Another example is the Greek rendition of the Hebrew name for god, “Tzabaoth”, which is ΣΑΒΑΩΘ:
- ΣΑ, sigma-alpha, Moon in Aquarius
- ΒΑ, beta-alpha, Moon in Aries
- ΩΘ, omega-theta, Saturn with Earth
In this case, the strength and force of the world arranges itself into directed legions across different peoples. The word’s meaning in Hebrew, meaning “hosts” or “armies”, can easily be linked to this type of analysis.
Taking another name, let’s try a person’s name. A common female name, and one well known throughout the world, is ΜΑΡΙΑ, Maria.
- ΜΑ, mu-alpha, Moon in Libra
- ΡΙ, rho-iota, Sun in Capricorn
- ΙΑ, iota-alpha, Sun with Moon
- Α, alpha, Moon

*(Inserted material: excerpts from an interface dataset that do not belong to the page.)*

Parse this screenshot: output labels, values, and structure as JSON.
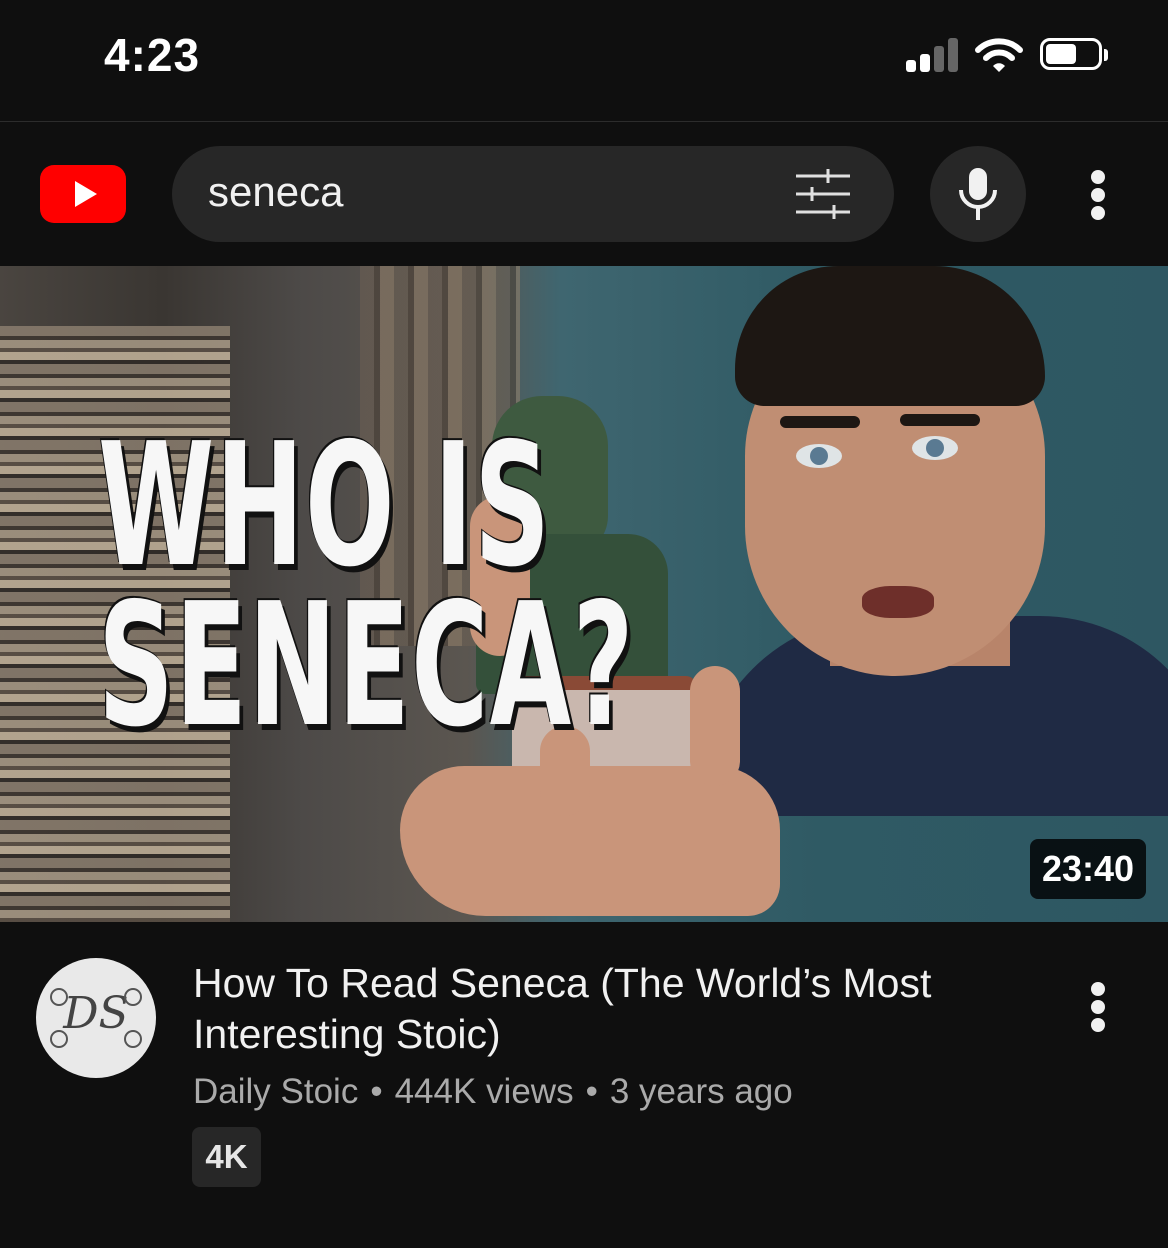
{
  "status_bar": {
    "time": "4:23",
    "icons": [
      "cellular-signal-icon",
      "wifi-icon",
      "battery-icon"
    ]
  },
  "header": {
    "logo_icon": "youtube-logo-icon",
    "search_value": "seneca",
    "filter_icon": "search-filters-icon",
    "mic_icon": "microphone-icon",
    "more_icon": "more-vertical-icon",
    "brand_color": "#ff0000"
  },
  "video": {
    "thumbnail": {
      "overlay_text_line1": "WHO IS",
      "overlay_text_line2": "SENECA?"
    },
    "duration": "23:40",
    "title": "How To Read Seneca (The World’s Most Interesting Stoic)",
    "channel": "Daily Stoic",
    "separator": "•",
    "views": "444K views",
    "age": "3 years ago",
    "badge": "4K",
    "avatar_monogram": "DS",
    "more_icon": "more-vertical-icon"
  }
}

In this case, we don’t have an easy pairwise distribution of letters, so we can extend that iota across two pairs or keep it with the rho and let the final alpha stand alone on its own. Here, we have images of compassion for others with support (Moon in Libra) while ruling from the earth (Sun in Capricorn); indeed, Mary is often seen with snakes, chthonic but salvific symbols known throughout the Mediterranean world. The strong emphasis of that final Moon shows the motherly and generative qualities associated with the name. The midpoint between Capricorn and Libra, where the Sun and the Moon might meet each other equally, is astrologically the same point that the Pagan festivals of Samhain or Beltane, the point of separation by death of the God from the Goddess (Mary being divorced from her Son by crucifixion) or the point of their reunion (both being assumed into Heaven).